Exercise prompt:
Where does the word "icon" occur in the data below? Copy each line that holds it.
---------- Supplied records ----------
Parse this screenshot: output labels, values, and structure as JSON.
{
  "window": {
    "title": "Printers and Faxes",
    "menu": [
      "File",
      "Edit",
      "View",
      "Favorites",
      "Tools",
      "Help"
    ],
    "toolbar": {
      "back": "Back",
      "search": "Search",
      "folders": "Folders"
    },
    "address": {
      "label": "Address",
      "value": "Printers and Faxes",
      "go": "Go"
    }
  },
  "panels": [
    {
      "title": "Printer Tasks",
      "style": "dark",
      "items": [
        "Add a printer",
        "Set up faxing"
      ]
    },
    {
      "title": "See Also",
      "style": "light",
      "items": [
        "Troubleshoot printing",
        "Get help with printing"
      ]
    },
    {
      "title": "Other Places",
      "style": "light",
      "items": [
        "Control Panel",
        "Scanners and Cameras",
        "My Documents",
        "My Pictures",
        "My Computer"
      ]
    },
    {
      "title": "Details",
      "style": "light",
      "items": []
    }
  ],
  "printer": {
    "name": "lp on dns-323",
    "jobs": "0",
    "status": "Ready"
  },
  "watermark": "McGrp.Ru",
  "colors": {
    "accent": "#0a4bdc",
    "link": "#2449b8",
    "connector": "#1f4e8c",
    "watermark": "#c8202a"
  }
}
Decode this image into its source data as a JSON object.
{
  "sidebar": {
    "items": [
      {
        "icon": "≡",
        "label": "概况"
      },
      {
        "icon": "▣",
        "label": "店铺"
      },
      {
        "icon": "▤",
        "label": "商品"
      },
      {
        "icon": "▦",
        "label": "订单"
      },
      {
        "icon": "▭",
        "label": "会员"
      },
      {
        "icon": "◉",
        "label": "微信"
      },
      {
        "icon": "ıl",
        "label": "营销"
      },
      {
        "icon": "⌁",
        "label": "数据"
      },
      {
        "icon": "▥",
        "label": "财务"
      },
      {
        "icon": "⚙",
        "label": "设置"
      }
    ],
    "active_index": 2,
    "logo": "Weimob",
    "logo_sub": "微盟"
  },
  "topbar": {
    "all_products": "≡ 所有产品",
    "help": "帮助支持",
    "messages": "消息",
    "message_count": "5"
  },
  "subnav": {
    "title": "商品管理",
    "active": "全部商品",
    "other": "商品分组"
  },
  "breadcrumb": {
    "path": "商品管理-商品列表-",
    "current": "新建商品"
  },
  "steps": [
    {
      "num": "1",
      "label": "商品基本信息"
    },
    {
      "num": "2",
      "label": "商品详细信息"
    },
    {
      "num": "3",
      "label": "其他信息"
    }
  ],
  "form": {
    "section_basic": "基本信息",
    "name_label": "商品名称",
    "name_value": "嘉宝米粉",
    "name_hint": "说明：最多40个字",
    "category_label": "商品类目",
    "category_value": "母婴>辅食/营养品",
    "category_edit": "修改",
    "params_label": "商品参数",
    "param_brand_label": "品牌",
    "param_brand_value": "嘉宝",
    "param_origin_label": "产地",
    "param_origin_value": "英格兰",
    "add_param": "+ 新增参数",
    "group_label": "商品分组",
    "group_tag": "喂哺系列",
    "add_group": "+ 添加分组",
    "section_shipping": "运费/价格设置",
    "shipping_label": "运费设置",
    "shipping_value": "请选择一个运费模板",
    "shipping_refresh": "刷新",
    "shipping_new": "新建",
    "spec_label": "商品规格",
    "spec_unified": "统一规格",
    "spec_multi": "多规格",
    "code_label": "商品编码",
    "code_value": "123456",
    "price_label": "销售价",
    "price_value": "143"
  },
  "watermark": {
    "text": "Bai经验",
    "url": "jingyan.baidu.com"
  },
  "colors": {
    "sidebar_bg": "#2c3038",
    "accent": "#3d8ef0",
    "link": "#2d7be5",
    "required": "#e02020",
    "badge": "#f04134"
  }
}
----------
Answer area:
        "icon": "≡",
        "icon": "▣",
        "icon": "▤",
        "icon": "▦",
        "icon": "▭",
        "icon": "◉",
        "icon": "ıl",
        "icon": "⌁",
        "icon": "▥",
        "icon": "⚙",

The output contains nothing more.